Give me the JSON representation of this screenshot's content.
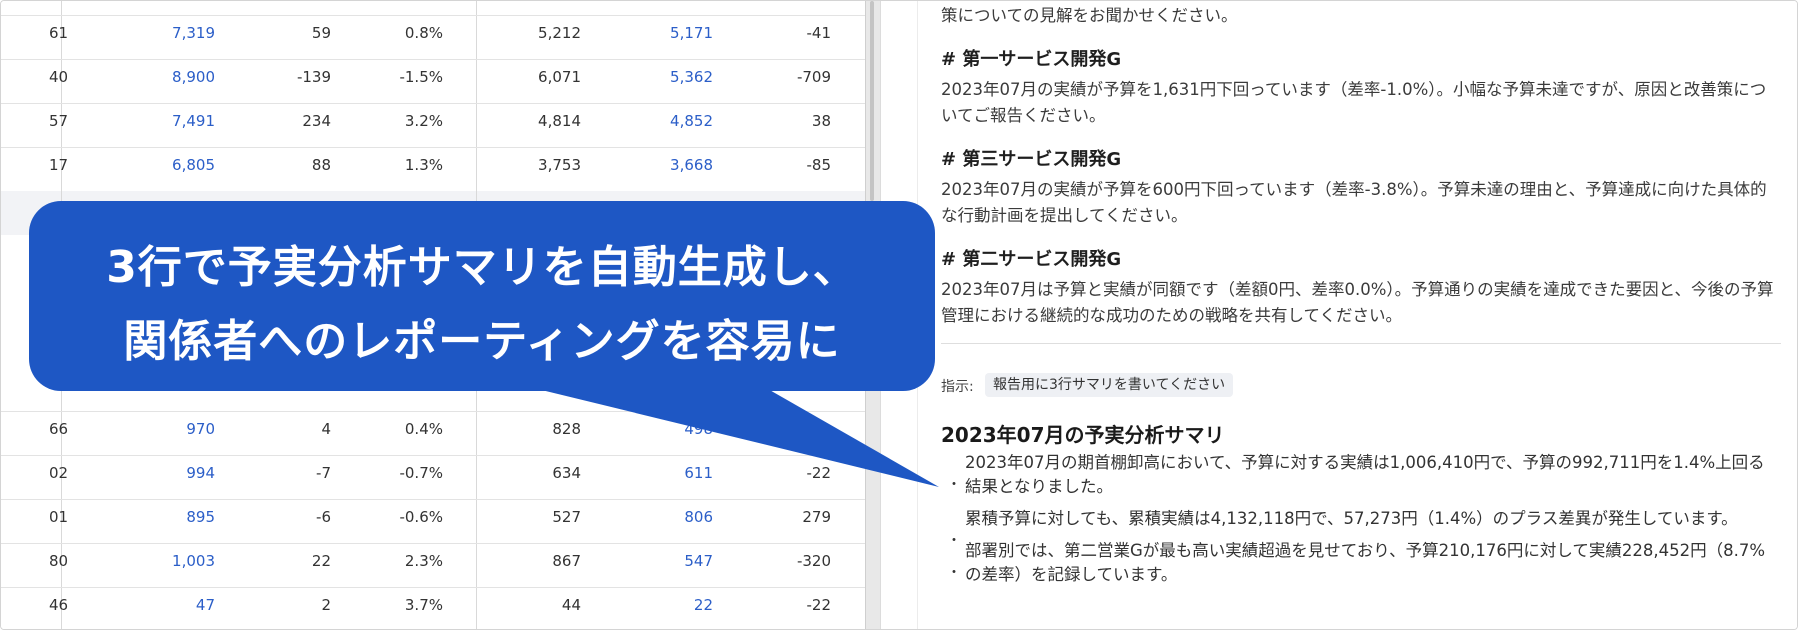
{
  "sheet": {
    "rows": [
      [
        "61",
        "7,319",
        "59",
        "0.8%",
        "5,212",
        "5,171",
        "-41"
      ],
      [
        "40",
        "8,900",
        "-139",
        "-1.5%",
        "6,071",
        "5,362",
        "-709"
      ],
      [
        "57",
        "7,491",
        "234",
        "3.2%",
        "4,814",
        "4,852",
        "38"
      ],
      [
        "17",
        "6,805",
        "88",
        "1.3%",
        "3,753",
        "3,668",
        "-85"
      ],
      [
        "66",
        "970",
        "4",
        "0.4%",
        "828",
        "498",
        ""
      ],
      [
        "02",
        "994",
        "-7",
        "-0.7%",
        "634",
        "611",
        "-22"
      ],
      [
        "01",
        "895",
        "-6",
        "-0.6%",
        "527",
        "806",
        "279"
      ],
      [
        "80",
        "1,003",
        "22",
        "2.3%",
        "867",
        "547",
        "-320"
      ],
      [
        "46",
        "47",
        "2",
        "3.7%",
        "44",
        "22",
        "-22"
      ]
    ]
  },
  "report": {
    "intro_tail": "策についての見解をお聞かせください。",
    "sections": [
      {
        "heading": "# 第一サービス開発G",
        "body": "2023年07月の実績が予算を1,631円下回っています（差率-1.0%）。小幅な予算未達ですが、原因と改善策についてご報告ください。"
      },
      {
        "heading": "# 第三サービス開発G",
        "body": "2023年07月の実績が予算を600円下回っています（差率-3.8%）。予算未達の理由と、予算達成に向けた具体的な行動計画を提出してください。"
      },
      {
        "heading": "# 第二サービス開発G",
        "body": "2023年07月は予算と実績が同額です（差額0円、差率0.0%）。予算通りの実績を達成できた要因と、今後の予算管理における継続的な成功のための戦略を共有してください。"
      }
    ],
    "instruction_label": "指示:",
    "instruction_text": "報告用に3行サマリを書いてください",
    "summary_title": "2023年07月の予実分析サマリ",
    "summary": [
      "2023年07月の期首棚卸高において、予算に対する実績は1,006,410円で、予算の992,711円を1.4%上回る結果となりました。",
      "累積予算に対しても、累積実績は4,132,118円で、57,273円（1.4%）のプラス差異が発生しています。",
      "部署別では、第二営業Gが最も高い実績超過を見せており、予算210,176円に対して実績228,452円（8.7%の差率）を記録しています。"
    ],
    "bullet_glyph": "・"
  },
  "callout": {
    "line1": "3行で予実分析サマリを自動生成し、",
    "line2": "関係者へのレポーティングを容易に",
    "color": "#1e57c4"
  },
  "colors": {
    "link": "#2b5ec8",
    "divider": "#e8e8e8"
  }
}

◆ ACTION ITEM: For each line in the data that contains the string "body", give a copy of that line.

◆ SOLUTION TO THIS PROBLEM:
        "body": "2023年07月の実績が予算を1,631円下回っています（差率-1.0%）。小幅な予算未達ですが、原因と改善策についてご報告ください。"
        "body": "2023年07月の実績が予算を600円下回っています（差率-3.8%）。予算未達の理由と、予算達成に向けた具体的な行動計画を提出してください。"
        "body": "2023年07月は予算と実績が同額です（差額0円、差率0.0%）。予算通りの実績を達成できた要因と、今後の予算管理における継続的な成功のための戦略を共有してください。"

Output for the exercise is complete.